> [EXERCISE] Search the data for the string "пути" and copy each line in which it appears.

> [Entries from a dataset of interfaces]

☆ ☆ ☆ ☆ ☆ ☆ ☆

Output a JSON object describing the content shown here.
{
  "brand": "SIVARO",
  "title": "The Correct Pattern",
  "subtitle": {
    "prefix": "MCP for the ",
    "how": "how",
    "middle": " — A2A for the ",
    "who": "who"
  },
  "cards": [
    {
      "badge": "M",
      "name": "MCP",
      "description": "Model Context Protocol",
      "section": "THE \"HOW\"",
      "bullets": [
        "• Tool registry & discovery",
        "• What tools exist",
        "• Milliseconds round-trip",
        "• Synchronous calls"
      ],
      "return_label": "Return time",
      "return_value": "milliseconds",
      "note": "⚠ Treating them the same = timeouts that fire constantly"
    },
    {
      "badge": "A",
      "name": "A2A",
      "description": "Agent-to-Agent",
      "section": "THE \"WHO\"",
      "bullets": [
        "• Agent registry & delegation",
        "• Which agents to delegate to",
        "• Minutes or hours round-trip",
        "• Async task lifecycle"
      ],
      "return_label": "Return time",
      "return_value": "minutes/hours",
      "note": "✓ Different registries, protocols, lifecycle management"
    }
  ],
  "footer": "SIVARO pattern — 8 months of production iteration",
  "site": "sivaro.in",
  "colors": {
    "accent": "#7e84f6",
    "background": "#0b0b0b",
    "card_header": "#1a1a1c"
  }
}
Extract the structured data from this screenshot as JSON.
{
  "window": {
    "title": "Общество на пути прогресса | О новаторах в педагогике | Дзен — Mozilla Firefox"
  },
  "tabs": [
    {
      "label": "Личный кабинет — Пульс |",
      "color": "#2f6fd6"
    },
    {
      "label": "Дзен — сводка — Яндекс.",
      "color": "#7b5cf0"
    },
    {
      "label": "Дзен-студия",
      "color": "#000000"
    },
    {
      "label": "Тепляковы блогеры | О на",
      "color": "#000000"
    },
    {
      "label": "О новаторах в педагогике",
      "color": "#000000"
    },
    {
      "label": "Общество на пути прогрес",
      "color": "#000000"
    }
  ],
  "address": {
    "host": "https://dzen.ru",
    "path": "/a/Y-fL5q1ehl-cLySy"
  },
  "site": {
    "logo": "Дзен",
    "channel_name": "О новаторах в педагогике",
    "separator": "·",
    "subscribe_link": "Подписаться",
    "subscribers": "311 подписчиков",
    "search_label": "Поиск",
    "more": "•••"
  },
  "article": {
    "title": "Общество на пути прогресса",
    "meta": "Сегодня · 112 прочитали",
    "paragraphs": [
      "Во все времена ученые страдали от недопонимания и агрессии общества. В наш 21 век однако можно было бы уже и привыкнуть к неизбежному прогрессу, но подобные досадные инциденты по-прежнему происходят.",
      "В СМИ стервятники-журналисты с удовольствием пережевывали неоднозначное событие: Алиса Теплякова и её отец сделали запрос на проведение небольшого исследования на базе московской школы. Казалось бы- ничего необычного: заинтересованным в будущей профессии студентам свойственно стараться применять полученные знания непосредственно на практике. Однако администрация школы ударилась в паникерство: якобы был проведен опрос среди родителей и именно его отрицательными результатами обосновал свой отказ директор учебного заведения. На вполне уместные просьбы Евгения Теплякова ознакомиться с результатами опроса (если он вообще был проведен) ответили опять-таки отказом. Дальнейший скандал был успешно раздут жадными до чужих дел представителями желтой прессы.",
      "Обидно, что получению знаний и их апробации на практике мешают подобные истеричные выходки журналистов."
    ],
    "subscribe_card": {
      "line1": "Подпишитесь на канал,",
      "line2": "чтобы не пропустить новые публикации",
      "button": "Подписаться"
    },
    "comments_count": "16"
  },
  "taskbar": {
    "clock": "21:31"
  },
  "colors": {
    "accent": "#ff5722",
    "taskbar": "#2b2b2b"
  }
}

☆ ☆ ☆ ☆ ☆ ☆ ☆

> [FINISHED TASK]
    "title": "Общество на пути прогресса | О новаторах в педагогике | Дзен — Mozilla Firefox"
      "label": "Общество на пути прогрес",
    "title": "Общество на пути прогресса",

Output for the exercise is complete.